Iterating over maps in Go

Jun 23, 2023 - 2 min read

Iterating over maps in Go

Iterating over maps in golang

There is some interesting behaviour about how a for-range loop iterates over a map.

func main() { m := map[string]string{ "a": "Alice", "b": "Ben", "c": "Charlie", } for i := 0; i < 3; i++ { fmt.Println("Iteration", i) for k, v := range m { fmt.Println(k, v) } } }

When you build and run this program, the output varies. For example:

Iteration 0 a Alice b Ben c Charlie Iteration 1 a Alice b Ben c Charlie Iteration 2 b Ben c Charlie a Alice

The order of the keys and values are always random. After some research, I have found out that is intentional security feature. If maps always hash items to the exact same values, and you know that a server is storing some user data in a map, you can actually slow down a server with an attack called Hash DoS by sending it specially crafted data where all of the keys hash to the same bucket.

To prevent this problem, the Go team made some changes. They modified the hash algorithm for maps to include a random number thats generated every time a map variable is created.

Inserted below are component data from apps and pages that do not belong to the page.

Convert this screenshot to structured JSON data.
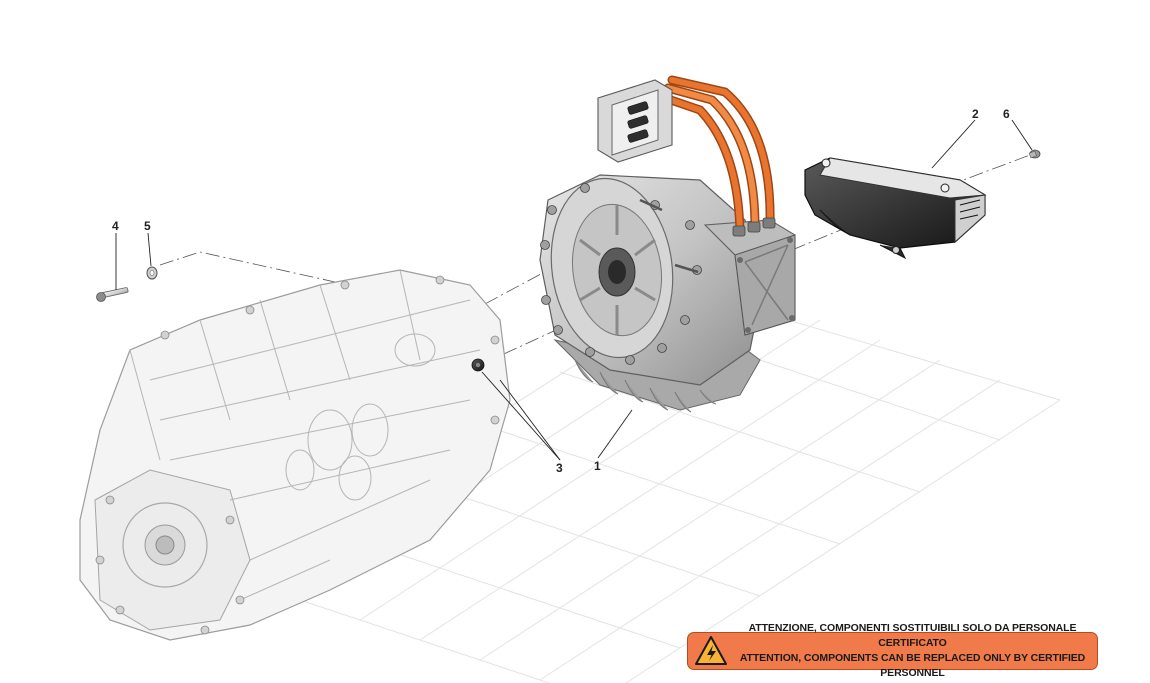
{
  "callouts": {
    "c1": "1",
    "c2": "2",
    "c3": "3",
    "c4": "4",
    "c5": "5",
    "c6": "6"
  },
  "warning": {
    "icon": "high-voltage-warning-icon",
    "line_it": "ATTENZIONE, COMPONENTI SOSTITUIBILI SOLO DA PERSONALE CERTIFICATO",
    "line_en": "ATTENTION, COMPONENTS CAN BE REPLACED ONLY BY CERTIFIED PERSONNEL"
  },
  "colors": {
    "warning_bg": "#f07a4a",
    "cable_orange": "#e8742e",
    "metal_grey": "#c9c9c9",
    "dark_part": "#2b2b2b"
  }
}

Next, they made the order of a for-range iteration over a map vary a bit each time the map is looped over. These two changes make it harder to implement a Hash DoS attack.

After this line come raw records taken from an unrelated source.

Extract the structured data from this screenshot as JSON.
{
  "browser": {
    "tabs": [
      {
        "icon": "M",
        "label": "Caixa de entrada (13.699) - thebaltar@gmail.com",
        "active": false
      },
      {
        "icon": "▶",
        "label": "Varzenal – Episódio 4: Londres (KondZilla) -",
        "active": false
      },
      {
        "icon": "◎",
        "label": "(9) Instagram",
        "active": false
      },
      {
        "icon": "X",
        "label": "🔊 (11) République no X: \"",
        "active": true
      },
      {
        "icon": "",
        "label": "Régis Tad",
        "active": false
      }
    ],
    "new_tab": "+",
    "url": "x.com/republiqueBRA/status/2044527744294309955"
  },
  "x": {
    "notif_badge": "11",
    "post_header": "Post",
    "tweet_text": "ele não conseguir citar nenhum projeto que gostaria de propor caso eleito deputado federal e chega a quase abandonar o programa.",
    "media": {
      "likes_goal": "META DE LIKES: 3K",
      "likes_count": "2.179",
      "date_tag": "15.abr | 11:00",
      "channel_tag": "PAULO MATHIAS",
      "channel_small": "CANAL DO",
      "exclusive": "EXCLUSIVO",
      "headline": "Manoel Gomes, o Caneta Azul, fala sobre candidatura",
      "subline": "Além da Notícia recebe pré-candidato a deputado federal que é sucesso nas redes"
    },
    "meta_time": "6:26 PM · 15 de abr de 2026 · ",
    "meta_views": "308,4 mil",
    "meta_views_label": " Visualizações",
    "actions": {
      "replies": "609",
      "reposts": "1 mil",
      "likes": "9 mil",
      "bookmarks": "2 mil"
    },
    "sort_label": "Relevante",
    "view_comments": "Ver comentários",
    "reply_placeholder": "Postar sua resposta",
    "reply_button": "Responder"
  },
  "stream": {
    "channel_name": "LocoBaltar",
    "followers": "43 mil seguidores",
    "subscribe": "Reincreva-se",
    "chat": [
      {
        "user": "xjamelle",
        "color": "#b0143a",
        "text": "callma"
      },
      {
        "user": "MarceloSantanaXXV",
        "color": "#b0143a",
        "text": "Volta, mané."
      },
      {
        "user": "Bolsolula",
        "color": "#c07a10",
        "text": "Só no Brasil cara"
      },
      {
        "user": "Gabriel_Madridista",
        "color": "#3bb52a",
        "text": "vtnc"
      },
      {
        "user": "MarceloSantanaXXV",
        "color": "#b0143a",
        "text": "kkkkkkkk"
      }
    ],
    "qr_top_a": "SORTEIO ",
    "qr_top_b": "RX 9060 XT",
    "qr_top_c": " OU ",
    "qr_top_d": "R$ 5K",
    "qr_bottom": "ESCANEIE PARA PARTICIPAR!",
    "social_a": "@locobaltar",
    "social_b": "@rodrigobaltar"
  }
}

What is the number one lesson you have learned from this article?